The EFF were full of fighting talk.
“We will be in all voting stations in the country. You must choose a voting station of your choice, EFF will be there,” said spokesman Mbuyiseni Ndlozi.
He was cagey about the actual plan, however: “If I tell you our strategy, when do you think the enemy will know? Maybe you are from the enemy,” Ndlozi said, remaining unmoved by protestations of innocence.
“It’s not up for public discussion,” he insisted. Nevertheless, he issued a statement later saying the “commander in chief ”, Julius Malema, would be certifying he was registered in his home town of Seshego in Limpopo.
The DA’s Mmusi Maimane was more forthcoming about his party’s plans to woo uninitiated voters.
“We’ve just launched a My First Time video that targets 18 to 19-year-olds. We feel that’s an important campaign because 95 percent of them are not registered to vote, so we have to get them out there,” he said.
The party was also driving a strong social media campaign, and had released Register to Win and Register to Vote videos.
“We also, in all polling stations, have activists who will come out and attract voters on the day,” Maimane said.
The party would offer trans- port to help people get to registration centres.
“But it doesn’t culminate this weekend.
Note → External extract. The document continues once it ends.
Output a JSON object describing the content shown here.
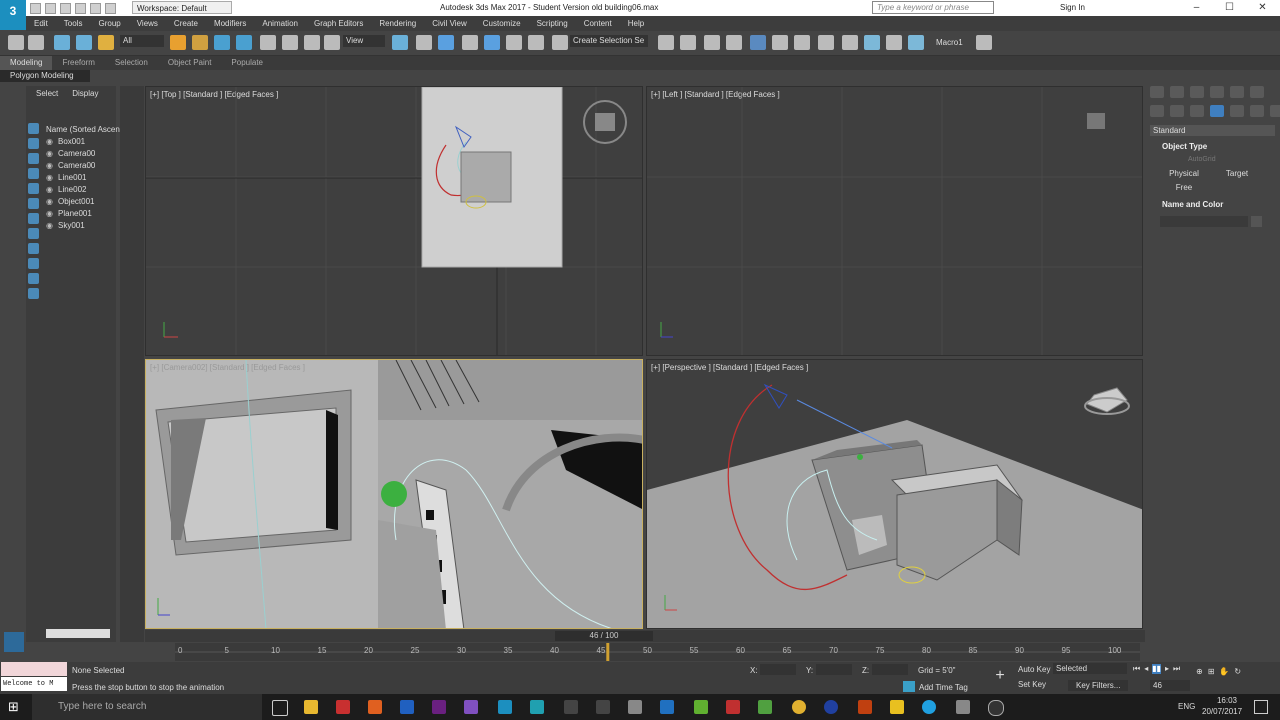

We’ve been running a very strong registration campaign all the way through. In fact, we’ve had activists going door- to- door to check whether people are registered. We’ve marketed the IEC’s website.
“So it’s really been an onthe- ground, footsoldier campaign that gets people out.”
IFP MP Albert Mncwango said his party had a special focus on its traditional stronghold of KwaZulu-Natal, where its structures were organising door-to-door visits and walkabouts.
“We’ve prepared flyers encouraging young people, in particular, to go and register,” Mncwango said.
“So our campaign is youthcentred, and we have our Youth Brigade taking a leading role because we’re trying to address the issue of these young people who have not registered.”
While registration was an IEC responsibility, “as political parties we have vested political interests”, he said.
AgangSA spokesman Thabo Leshilo said the party had mobilised its more than 100 000 registered members and volunteers to be “out on the ground, spreading the message”.
“The youth of 2013 are, like their peers in 1976, being called upon to change the course of history,” he said.
They were “the true heirs of freedom”, but had seen how the ideals of the liberation struggle had been betrayed.
“Fortunately, unlike the youth of 1976, they don’t have to die trying to bring about change.
“All they have to do is register to vote and actually vote a new government – led by AgangSA – into power.”
The party would use all available media – national and community print, radio and social media – to reach out to potential voters.
X MARKS THE SPOT: IEC chairwoman Pansy Tlakula launches next year’s election campaign at the Bellville Civic Centre. The Western Cape IEC initiated a drive this weekend to draw young people to register to vote.